Our daily round-up of news from the art world
Harvard Art Museums receive 330 Dutch old master drawings | A major gift of 330 Dutch, Flemish, and Netherlandish drawings from the 16th to 18th centuries – including examples by masters such as Rembrandt, Jacob van Ruisdael and Hendrick Goltzius – has been bequeathed to the Harvard Art Museums, the US institution has announced. The donation, from the collection of Harvard alumnus George S. Abrams and his late wife Maida Abrams, is widely considered the best material of its kind in private hands, the Boston Globe reports. At a dinner held on Friday in his honour, Abrams was knighted by the kingdom of the Netherlands, receiving the highest order of Orange-Nassau, for his contributions to the study of Dutch art.
Republican tax plan seeks to close ‘like-kind’ exchange loophole | The Republican party’s new tax plan released by the US House of Representatives last week has caused concern in areas of the art market, due to the proposed partial closing of a loophole – known as the 1031 or ‘like-kind’ exchange rule – that allows investors to avoid high tax rates on certain purchases, including extremely valuable artworks.

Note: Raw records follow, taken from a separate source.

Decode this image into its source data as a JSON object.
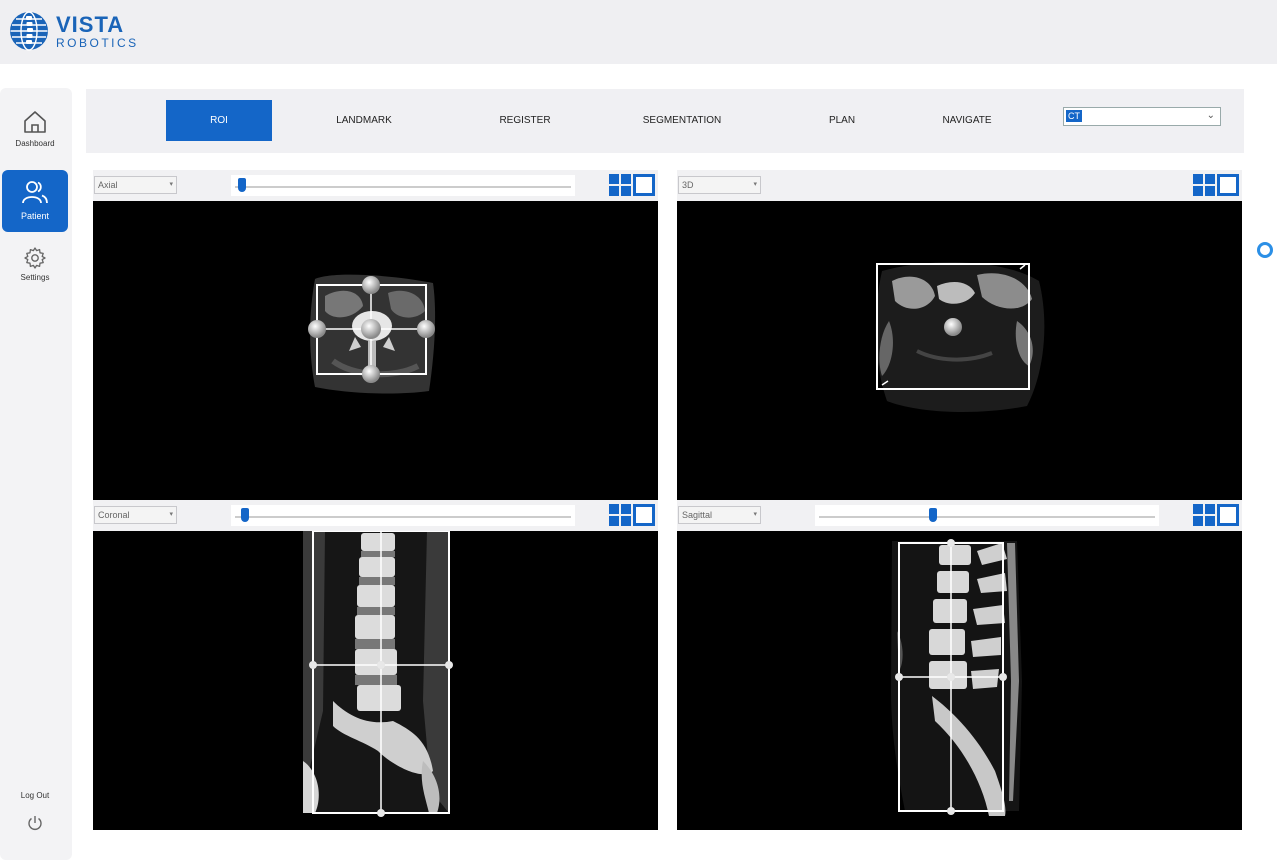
{
  "brand": {
    "name_line1": "VISTA",
    "name_line2": "ROBOTICS",
    "color": "#1a64b8"
  },
  "sidebar": {
    "items": [
      {
        "label": "Dashboard",
        "icon": "home-icon",
        "active": false
      },
      {
        "label": "Patient",
        "icon": "user-group-icon",
        "active": true
      },
      {
        "label": "Settings",
        "icon": "gear-icon",
        "active": false
      }
    ],
    "logout": {
      "label": "Log Out",
      "icon": "power-icon"
    }
  },
  "tabs": [
    {
      "label": "ROI",
      "active": true
    },
    {
      "label": "LANDMARK",
      "active": false
    },
    {
      "label": "REGISTER",
      "active": false
    },
    {
      "label": "SEGMENTATION",
      "active": false
    },
    {
      "label": "PLAN",
      "active": false
    },
    {
      "label": "NAVIGATE",
      "active": false
    }
  ],
  "modality_select": {
    "value": "CT"
  },
  "viewports": [
    {
      "view": "Axial",
      "slider": 0.02
    },
    {
      "view": "3D",
      "slider": null
    },
    {
      "view": "Coronal",
      "slider": 0.03
    },
    {
      "view": "Sagittal",
      "slider": 0.34
    }
  ],
  "colors": {
    "accent": "#1466c8",
    "indicator": "#2b8fe6"
  }
}
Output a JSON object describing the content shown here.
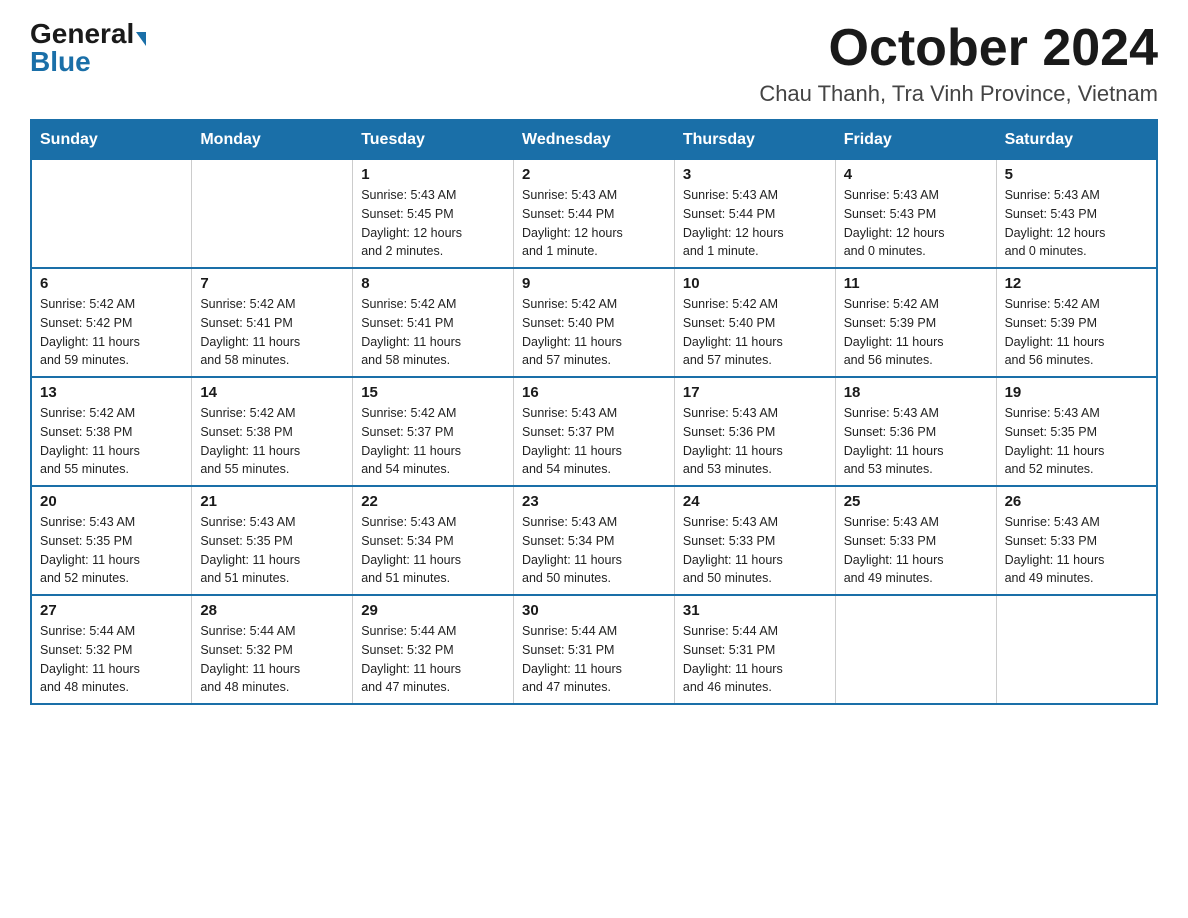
{
  "logo": {
    "general": "General",
    "blue": "Blue"
  },
  "header": {
    "month": "October 2024",
    "location": "Chau Thanh, Tra Vinh Province, Vietnam"
  },
  "calendar": {
    "days_of_week": [
      "Sunday",
      "Monday",
      "Tuesday",
      "Wednesday",
      "Thursday",
      "Friday",
      "Saturday"
    ],
    "weeks": [
      [
        {
          "day": "",
          "info": ""
        },
        {
          "day": "",
          "info": ""
        },
        {
          "day": "1",
          "info": "Sunrise: 5:43 AM\nSunset: 5:45 PM\nDaylight: 12 hours\nand 2 minutes."
        },
        {
          "day": "2",
          "info": "Sunrise: 5:43 AM\nSunset: 5:44 PM\nDaylight: 12 hours\nand 1 minute."
        },
        {
          "day": "3",
          "info": "Sunrise: 5:43 AM\nSunset: 5:44 PM\nDaylight: 12 hours\nand 1 minute."
        },
        {
          "day": "4",
          "info": "Sunrise: 5:43 AM\nSunset: 5:43 PM\nDaylight: 12 hours\nand 0 minutes."
        },
        {
          "day": "5",
          "info": "Sunrise: 5:43 AM\nSunset: 5:43 PM\nDaylight: 12 hours\nand 0 minutes."
        }
      ],
      [
        {
          "day": "6",
          "info": "Sunrise: 5:42 AM\nSunset: 5:42 PM\nDaylight: 11 hours\nand 59 minutes."
        },
        {
          "day": "7",
          "info": "Sunrise: 5:42 AM\nSunset: 5:41 PM\nDaylight: 11 hours\nand 58 minutes."
        },
        {
          "day": "8",
          "info": "Sunrise: 5:42 AM\nSunset: 5:41 PM\nDaylight: 11 hours\nand 58 minutes."
        },
        {
          "day": "9",
          "info": "Sunrise: 5:42 AM\nSunset: 5:40 PM\nDaylight: 11 hours\nand 57 minutes."
        },
        {
          "day": "10",
          "info": "Sunrise: 5:42 AM\nSunset: 5:40 PM\nDaylight: 11 hours\nand 57 minutes."
        },
        {
          "day": "11",
          "info": "Sunrise: 5:42 AM\nSunset: 5:39 PM\nDaylight: 11 hours\nand 56 minutes."
        },
        {
          "day": "12",
          "info": "Sunrise: 5:42 AM\nSunset: 5:39 PM\nDaylight: 11 hours\nand 56 minutes."
        }
      ],
      [
        {
          "day": "13",
          "info": "Sunrise: 5:42 AM\nSunset: 5:38 PM\nDaylight: 11 hours\nand 55 minutes."
        },
        {
          "day": "14",
          "info": "Sunrise: 5:42 AM\nSunset: 5:38 PM\nDaylight: 11 hours\nand 55 minutes."
        },
        {
          "day": "15",
          "info": "Sunrise: 5:42 AM\nSunset: 5:37 PM\nDaylight: 11 hours\nand 54 minutes."
        },
        {
          "day": "16",
          "info": "Sunrise: 5:43 AM\nSunset: 5:37 PM\nDaylight: 11 hours\nand 54 minutes."
        },
        {
          "day": "17",
          "info": "Sunrise: 5:43 AM\nSunset: 5:36 PM\nDaylight: 11 hours\nand 53 minutes."
        },
        {
          "day": "18",
          "info": "Sunrise: 5:43 AM\nSunset: 5:36 PM\nDaylight: 11 hours\nand 53 minutes."
        },
        {
          "day": "19",
          "info": "Sunrise: 5:43 AM\nSunset: 5:35 PM\nDaylight: 11 hours\nand 52 minutes."
        }
      ],
      [
        {
          "day": "20",
          "info": "Sunrise: 5:43 AM\nSunset: 5:35 PM\nDaylight: 11 hours\nand 52 minutes."
        },
        {
          "day": "21",
          "info": "Sunrise: 5:43 AM\nSunset: 5:35 PM\nDaylight: 11 hours\nand 51 minutes."
        },
        {
          "day": "22",
          "info": "Sunrise: 5:43 AM\nSunset: 5:34 PM\nDaylight: 11 hours\nand 51 minutes."
        },
        {
          "day": "23",
          "info": "Sunrise: 5:43 AM\nSunset: 5:34 PM\nDaylight: 11 hours\nand 50 minutes."
        },
        {
          "day": "24",
          "info": "Sunrise: 5:43 AM\nSunset: 5:33 PM\nDaylight: 11 hours\nand 50 minutes."
        },
        {
          "day": "25",
          "info": "Sunrise: 5:43 AM\nSunset: 5:33 PM\nDaylight: 11 hours\nand 49 minutes."
        },
        {
          "day": "26",
          "info": "Sunrise: 5:43 AM\nSunset: 5:33 PM\nDaylight: 11 hours\nand 49 minutes."
        }
      ],
      [
        {
          "day": "27",
          "info": "Sunrise: 5:44 AM\nSunset: 5:32 PM\nDaylight: 11 hours\nand 48 minutes."
        },
        {
          "day": "28",
          "info": "Sunrise: 5:44 AM\nSunset: 5:32 PM\nDaylight: 11 hours\nand 48 minutes."
        },
        {
          "day": "29",
          "info": "Sunrise: 5:44 AM\nSunset: 5:32 PM\nDaylight: 11 hours\nand 47 minutes."
        },
        {
          "day": "30",
          "info": "Sunrise: 5:44 AM\nSunset: 5:31 PM\nDaylight: 11 hours\nand 47 minutes."
        },
        {
          "day": "31",
          "info": "Sunrise: 5:44 AM\nSunset: 5:31 PM\nDaylight: 11 hours\nand 46 minutes."
        },
        {
          "day": "",
          "info": ""
        },
        {
          "day": "",
          "info": ""
        }
      ]
    ]
  }
}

The proposed plan would eliminate these exchanges, which currently allow buyers to use the proceeds from the sale of an asset to purchase an equivalent piece of property within a short timeframe, without paying capital-gains tax, except for in the case of real estate (the sector in which the loophole is most commonly used). The bill also intends to raise the standards required of private museums hoping to qualify for full tax benefits, specifying that they remain open to the public for at least 1,000 hours a year.
Art Dealers Association of America names Maureen Bray as executive director | The Art Dealers Association of America has announced the appointment of a new executive director: New York-based gallerist Maureen Bray. Bray, who currently directs David Nolan Gallery, will succeed the ADAA’s incumbent director Linda Blumberg, who has stepped down after an 11-year tenure.
City of London returns Nazi-looted Dutch Old Master painting | A 17th-century Dutch oil painting, until now on display at the Lord Mayor of London’s official residence at Mansion House, is today returning to the heirs of its former owner, children’s hospital director J.H. Smidt van Gelder, from whom the work was stolen in the Netherlands by Nazis in 1945. The Oyster Meal (c. 1664–65) by Jacob Ochtervelt was later purchased by property developer Lord Harold Samuel, who bequeathed his collection to the City of London corporation after his death in 1987, on the condition that it hang permanently in Mansion House (his daughters have waived this condition to allow the painting’s return). Researchers from the Commission for Looted Art in Europe traced the work to a group of 14 paintings owned by Smidt van Gelder looted from the town of Arnhem during a Nazi attack, of which five remain missing.
London art dealer Amanda Wilkinson to open new gallery | Amanda Wilkinson, former co-owner of the now-closed Wilkinson Gallery in East London, is opening a new space in Soho, the Art Newspaper reports. The new eponymous gallery, which launches on 18 November with a solo exhibition of work by Korean artist Jewyo Rhii, will represent many of Wilkinson’s former artists, including Joan Jonas, Laurie Simmons, and the estate of Derek Jarman.
Recommended reading | The New York Times interviews Metropolitan Museum of Art curator Carmen C. Bambach, who explains how she managed to attribute a loaned 16th-century drawing to Michelangelo’s hand. In the Guardian’s letters, meanwhile, several readers – including Labour member of the House of Lords Patricia Hollis and ArtWatch UK director Michael Daley – voice their criticisms of David Adjaye’s proposed design for London’s new Holocaust memorial. Finally, at Hyperallergic by Felix Salmon: ‘The Berserk Battle Over the Berkshire Museum and Its Art Collection’, a damning summary of the ongoing legal proceedings regarding the Pittsfield institution’s planned deaccessioning sale.